#### [Task item]
Below are the records; work out how many lines among them contain "true", and write nothing besides that number.

==== Material for this exercise ====

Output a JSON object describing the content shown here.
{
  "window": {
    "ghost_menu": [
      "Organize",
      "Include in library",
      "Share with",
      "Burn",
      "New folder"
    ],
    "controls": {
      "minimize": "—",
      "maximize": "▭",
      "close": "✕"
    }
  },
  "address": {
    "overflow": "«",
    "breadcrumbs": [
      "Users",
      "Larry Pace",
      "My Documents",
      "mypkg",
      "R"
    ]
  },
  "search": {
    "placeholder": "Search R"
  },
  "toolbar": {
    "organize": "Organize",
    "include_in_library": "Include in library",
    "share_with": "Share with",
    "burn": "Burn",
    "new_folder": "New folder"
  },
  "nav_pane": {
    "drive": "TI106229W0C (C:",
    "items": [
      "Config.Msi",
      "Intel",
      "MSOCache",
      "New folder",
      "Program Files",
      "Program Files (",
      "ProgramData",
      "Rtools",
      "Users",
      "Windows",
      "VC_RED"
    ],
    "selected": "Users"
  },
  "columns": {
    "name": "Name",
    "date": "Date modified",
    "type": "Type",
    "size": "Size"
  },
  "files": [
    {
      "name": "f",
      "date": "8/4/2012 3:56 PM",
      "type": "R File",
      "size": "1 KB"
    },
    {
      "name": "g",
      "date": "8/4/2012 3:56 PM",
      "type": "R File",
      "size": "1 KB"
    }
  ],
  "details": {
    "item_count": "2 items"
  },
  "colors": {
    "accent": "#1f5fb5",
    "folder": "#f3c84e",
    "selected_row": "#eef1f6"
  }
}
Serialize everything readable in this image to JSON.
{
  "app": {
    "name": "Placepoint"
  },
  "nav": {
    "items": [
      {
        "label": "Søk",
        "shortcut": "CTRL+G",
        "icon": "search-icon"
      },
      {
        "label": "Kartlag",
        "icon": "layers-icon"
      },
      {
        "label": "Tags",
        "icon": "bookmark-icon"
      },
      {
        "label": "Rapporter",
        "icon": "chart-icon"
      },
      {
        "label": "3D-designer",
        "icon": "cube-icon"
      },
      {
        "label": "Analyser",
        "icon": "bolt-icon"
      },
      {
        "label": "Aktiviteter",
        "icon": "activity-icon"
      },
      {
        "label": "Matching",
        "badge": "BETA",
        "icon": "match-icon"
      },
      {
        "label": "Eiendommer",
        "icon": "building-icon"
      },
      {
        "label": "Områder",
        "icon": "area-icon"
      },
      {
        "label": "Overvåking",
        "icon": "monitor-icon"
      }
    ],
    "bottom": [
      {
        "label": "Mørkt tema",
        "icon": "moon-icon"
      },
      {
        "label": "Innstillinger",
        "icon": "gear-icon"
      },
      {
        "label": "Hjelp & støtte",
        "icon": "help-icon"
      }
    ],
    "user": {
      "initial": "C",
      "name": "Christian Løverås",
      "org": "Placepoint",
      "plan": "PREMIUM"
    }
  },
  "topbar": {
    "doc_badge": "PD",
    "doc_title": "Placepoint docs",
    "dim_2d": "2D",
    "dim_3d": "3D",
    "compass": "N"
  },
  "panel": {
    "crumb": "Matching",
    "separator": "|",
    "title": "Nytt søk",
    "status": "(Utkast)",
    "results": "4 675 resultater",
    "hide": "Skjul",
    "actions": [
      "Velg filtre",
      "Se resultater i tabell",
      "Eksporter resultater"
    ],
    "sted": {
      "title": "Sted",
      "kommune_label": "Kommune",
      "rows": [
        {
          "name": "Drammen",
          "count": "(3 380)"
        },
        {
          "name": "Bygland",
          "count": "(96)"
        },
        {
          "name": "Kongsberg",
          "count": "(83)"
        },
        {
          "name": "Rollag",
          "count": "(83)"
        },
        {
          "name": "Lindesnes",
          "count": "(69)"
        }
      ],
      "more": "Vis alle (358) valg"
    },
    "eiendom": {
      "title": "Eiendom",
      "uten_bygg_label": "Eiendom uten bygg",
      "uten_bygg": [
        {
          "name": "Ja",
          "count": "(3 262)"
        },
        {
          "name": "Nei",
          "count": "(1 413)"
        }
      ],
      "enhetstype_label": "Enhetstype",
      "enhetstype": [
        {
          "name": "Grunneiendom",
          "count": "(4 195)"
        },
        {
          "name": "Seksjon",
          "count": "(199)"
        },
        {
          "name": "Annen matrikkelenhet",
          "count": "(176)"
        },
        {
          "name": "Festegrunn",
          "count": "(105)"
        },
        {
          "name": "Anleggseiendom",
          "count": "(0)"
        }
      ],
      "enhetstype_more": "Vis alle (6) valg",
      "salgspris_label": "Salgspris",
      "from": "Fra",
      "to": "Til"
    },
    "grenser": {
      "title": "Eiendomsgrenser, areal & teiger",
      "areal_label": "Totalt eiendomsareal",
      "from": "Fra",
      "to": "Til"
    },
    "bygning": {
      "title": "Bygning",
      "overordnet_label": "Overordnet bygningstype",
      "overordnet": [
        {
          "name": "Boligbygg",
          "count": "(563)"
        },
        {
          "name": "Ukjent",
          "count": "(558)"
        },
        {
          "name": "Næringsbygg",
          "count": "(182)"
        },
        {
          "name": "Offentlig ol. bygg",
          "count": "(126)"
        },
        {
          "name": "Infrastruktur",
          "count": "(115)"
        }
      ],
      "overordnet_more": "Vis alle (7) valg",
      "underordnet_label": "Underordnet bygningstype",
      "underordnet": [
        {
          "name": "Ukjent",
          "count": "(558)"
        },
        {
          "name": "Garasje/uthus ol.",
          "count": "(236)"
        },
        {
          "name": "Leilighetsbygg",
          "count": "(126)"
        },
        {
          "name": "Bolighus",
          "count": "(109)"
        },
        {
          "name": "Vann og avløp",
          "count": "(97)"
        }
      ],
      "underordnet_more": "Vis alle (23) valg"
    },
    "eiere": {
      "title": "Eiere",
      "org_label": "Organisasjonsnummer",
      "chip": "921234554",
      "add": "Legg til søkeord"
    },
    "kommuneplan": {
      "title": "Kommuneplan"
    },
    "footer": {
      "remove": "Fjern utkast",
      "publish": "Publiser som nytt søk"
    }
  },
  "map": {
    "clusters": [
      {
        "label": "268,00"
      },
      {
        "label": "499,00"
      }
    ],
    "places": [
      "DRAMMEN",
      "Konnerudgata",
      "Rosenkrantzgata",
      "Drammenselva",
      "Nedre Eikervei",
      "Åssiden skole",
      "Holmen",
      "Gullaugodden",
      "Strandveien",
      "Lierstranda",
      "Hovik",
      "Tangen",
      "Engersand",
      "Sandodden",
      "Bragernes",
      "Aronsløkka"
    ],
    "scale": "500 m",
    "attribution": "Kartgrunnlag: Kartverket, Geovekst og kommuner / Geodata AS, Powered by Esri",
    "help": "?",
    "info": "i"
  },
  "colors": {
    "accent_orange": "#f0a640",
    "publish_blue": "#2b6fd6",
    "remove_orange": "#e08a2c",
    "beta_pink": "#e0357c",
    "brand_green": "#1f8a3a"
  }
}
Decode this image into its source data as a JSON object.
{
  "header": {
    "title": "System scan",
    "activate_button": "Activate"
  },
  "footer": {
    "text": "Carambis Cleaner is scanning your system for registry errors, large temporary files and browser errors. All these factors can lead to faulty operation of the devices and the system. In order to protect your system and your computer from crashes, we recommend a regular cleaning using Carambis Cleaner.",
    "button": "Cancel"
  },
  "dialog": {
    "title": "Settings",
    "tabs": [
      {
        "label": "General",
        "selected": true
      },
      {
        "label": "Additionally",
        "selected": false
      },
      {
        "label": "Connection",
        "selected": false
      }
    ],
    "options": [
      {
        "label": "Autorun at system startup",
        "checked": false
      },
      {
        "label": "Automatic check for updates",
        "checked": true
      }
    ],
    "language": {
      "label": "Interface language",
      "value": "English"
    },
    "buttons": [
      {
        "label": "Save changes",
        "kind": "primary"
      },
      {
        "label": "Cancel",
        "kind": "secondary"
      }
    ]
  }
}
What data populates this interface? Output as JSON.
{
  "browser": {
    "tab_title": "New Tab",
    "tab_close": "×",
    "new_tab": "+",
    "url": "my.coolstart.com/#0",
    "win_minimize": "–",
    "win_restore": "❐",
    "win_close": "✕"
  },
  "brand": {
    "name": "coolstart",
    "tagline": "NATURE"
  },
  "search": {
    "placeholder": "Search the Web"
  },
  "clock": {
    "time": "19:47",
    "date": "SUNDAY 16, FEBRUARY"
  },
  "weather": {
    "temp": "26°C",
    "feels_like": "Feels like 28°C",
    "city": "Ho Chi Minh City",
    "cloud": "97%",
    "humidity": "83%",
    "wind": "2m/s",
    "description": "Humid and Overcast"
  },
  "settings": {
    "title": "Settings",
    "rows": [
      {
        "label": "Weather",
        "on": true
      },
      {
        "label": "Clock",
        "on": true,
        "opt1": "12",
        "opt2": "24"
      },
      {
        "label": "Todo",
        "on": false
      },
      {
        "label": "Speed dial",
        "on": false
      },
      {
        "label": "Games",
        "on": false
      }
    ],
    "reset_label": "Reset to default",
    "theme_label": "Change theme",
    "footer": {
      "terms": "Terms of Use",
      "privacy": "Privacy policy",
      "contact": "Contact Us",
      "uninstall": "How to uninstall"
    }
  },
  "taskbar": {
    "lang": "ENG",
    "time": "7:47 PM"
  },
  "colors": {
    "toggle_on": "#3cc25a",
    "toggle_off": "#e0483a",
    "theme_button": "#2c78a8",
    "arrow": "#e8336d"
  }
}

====

#### [Solution]
4